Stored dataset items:

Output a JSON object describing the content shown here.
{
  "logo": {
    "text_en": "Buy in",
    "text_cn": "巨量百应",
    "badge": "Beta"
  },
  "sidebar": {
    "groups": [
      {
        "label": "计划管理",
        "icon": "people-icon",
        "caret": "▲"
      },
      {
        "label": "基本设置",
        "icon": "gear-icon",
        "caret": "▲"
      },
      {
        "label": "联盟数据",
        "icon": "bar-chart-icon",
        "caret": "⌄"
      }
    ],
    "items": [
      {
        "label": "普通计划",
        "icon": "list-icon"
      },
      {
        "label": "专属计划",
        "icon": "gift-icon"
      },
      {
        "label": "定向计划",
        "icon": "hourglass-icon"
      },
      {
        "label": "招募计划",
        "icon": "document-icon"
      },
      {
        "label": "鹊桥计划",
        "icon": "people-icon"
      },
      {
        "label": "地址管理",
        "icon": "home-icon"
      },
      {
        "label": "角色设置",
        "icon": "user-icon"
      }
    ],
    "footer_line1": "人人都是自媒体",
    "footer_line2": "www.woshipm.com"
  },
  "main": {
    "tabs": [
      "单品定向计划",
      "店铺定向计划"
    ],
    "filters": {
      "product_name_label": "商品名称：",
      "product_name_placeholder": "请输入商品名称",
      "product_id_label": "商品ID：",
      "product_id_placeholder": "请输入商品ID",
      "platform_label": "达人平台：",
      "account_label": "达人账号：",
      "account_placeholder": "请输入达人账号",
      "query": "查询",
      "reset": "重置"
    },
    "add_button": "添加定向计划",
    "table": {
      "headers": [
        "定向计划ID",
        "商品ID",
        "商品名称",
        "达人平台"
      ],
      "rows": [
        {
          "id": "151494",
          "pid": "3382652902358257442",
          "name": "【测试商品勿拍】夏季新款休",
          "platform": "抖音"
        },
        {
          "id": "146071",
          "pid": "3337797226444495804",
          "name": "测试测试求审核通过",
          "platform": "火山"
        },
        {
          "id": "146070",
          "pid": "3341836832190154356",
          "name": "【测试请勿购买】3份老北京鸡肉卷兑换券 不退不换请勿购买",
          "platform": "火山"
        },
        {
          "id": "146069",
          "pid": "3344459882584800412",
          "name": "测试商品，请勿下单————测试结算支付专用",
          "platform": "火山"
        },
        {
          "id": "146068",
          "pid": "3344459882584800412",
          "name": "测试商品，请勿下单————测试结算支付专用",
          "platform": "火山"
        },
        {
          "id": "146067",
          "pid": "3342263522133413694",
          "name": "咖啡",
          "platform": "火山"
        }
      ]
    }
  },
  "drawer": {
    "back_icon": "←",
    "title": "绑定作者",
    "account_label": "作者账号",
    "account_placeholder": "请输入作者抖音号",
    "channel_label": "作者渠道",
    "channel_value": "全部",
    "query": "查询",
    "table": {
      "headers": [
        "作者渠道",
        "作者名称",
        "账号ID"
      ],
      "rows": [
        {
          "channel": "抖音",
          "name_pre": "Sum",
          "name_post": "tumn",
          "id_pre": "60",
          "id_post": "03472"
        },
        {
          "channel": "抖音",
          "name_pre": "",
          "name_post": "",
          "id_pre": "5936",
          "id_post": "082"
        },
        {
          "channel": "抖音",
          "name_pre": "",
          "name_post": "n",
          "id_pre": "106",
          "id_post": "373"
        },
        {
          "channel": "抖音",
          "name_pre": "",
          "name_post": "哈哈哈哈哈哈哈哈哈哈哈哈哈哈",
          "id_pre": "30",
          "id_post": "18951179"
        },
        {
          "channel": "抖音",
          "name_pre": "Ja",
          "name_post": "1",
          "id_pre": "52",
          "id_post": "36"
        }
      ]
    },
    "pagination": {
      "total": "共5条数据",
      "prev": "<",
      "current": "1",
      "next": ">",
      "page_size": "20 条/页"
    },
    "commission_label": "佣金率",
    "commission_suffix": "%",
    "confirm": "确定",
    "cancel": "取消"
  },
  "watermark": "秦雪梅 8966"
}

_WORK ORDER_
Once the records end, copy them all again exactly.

_SOLUTION TO THE PROBLEM_
Output a JSON object describing the content shown here.
{
  "logo": {
    "text_en": "Buy in",
    "text_cn": "巨量百应",
    "badge": "Beta"
  },
  "sidebar": {
    "groups": [
      {
        "label": "计划管理",
        "icon": "people-icon",
        "caret": "▲"
      },
      {
        "label": "基本设置",
        "icon": "gear-icon",
        "caret": "▲"
      },
      {
        "label": "联盟数据",
        "icon": "bar-chart-icon",
        "caret": "⌄"
      }
    ],
    "items": [
      {
        "label": "普通计划",
        "icon": "list-icon"
      },
      {
        "label": "专属计划",
        "icon": "gift-icon"
      },
      {
        "label": "定向计划",
        "icon": "hourglass-icon"
      },
      {
        "label": "招募计划",
        "icon": "document-icon"
      },
      {
        "label": "鹊桥计划",
        "icon": "people-icon"
      },
      {
        "label": "地址管理",
        "icon": "home-icon"
      },
      {
        "label": "角色设置",
        "icon": "user-icon"
      }
    ],
    "footer_line1": "人人都是自媒体",
    "footer_line2": "www.woshipm.com"
  },
  "main": {
    "tabs": [
      "单品定向计划",
      "店铺定向计划"
    ],
    "filters": {
      "product_name_label": "商品名称：",
      "product_name_placeholder": "请输入商品名称",
      "product_id_label": "商品ID：",
      "product_id_placeholder": "请输入商品ID",
      "platform_label": "达人平台：",
      "account_label": "达人账号：",
      "account_placeholder": "请输入达人账号",
      "query": "查询",
      "reset": "重置"
    },
    "add_button": "添加定向计划",
    "table": {
      "headers": [
        "定向计划ID",
        "商品ID",
        "商品名称",
        "达人平台"
      ],
      "rows": [
        {
          "id": "151494",
          "pid": "3382652902358257442",
          "name": "【测试商品勿拍】夏季新款休",
          "platform": "抖音"
        },
        {
          "id": "146071",
          "pid": "3337797226444495804",
          "name": "测试测试求审核通过",
          "platform": "火山"
        },
        {
          "id": "146070",
          "pid": "3341836832190154356",
          "name": "【测试请勿购买】3份老北京鸡肉卷兑换券 不退不换请勿购买",
          "platform": "火山"
        },
        {
          "id": "146069",
          "pid": "3344459882584800412",
          "name": "测试商品，请勿下单————测试结算支付专用",
          "platform": "火山"
        },
        {
          "id": "146068",
          "pid": "3344459882584800412",
          "name": "测试商品，请勿下单————测试结算支付专用",
          "platform": "火山"
        },
        {
          "id": "146067",
          "pid": "3342263522133413694",
          "name": "咖啡",
          "platform": "火山"
        }
      ]
    }
  },
  "drawer": {
    "back_icon": "←",
    "title": "绑定作者",
    "account_label": "作者账号",
    "account_placeholder": "请输入作者抖音号",
    "channel_label": "作者渠道",
    "channel_value": "全部",
    "query": "查询",
    "table": {
      "headers": [
        "作者渠道",
        "作者名称",
        "账号ID"
      ],
      "rows": [
        {
          "channel": "抖音",
          "name_pre": "Sum",
          "name_post": "tumn",
          "id_pre": "60",
          "id_post": "03472"
        },
        {
          "channel": "抖音",
          "name_pre": "",
          "name_post": "",
          "id_pre": "5936",
          "id_post": "082"
        },
        {
          "channel": "抖音",
          "name_pre": "",
          "name_post": "n",
          "id_pre": "106",
          "id_post": "373"
        },
        {
          "channel": "抖音",
          "name_pre": "",
          "name_post": "哈哈哈哈哈哈哈哈哈哈哈哈哈哈",
          "id_pre": "30",
          "id_post": "18951179"
        },
        {
          "channel": "抖音",
          "name_pre": "Ja",
          "name_post": "1",
          "id_pre": "52",
          "id_post": "36"
        }
      ]
    },
    "pagination": {
      "total": "共5条数据",
      "prev": "<",
      "current": "1",
      "next": ">",
      "page_size": "20 条/页"
    },
    "commission_label": "佣金率",
    "commission_suffix": "%",
    "confirm": "确定",
    "cancel": "取消"
  },
  "watermark": "秦雪梅 8966"
}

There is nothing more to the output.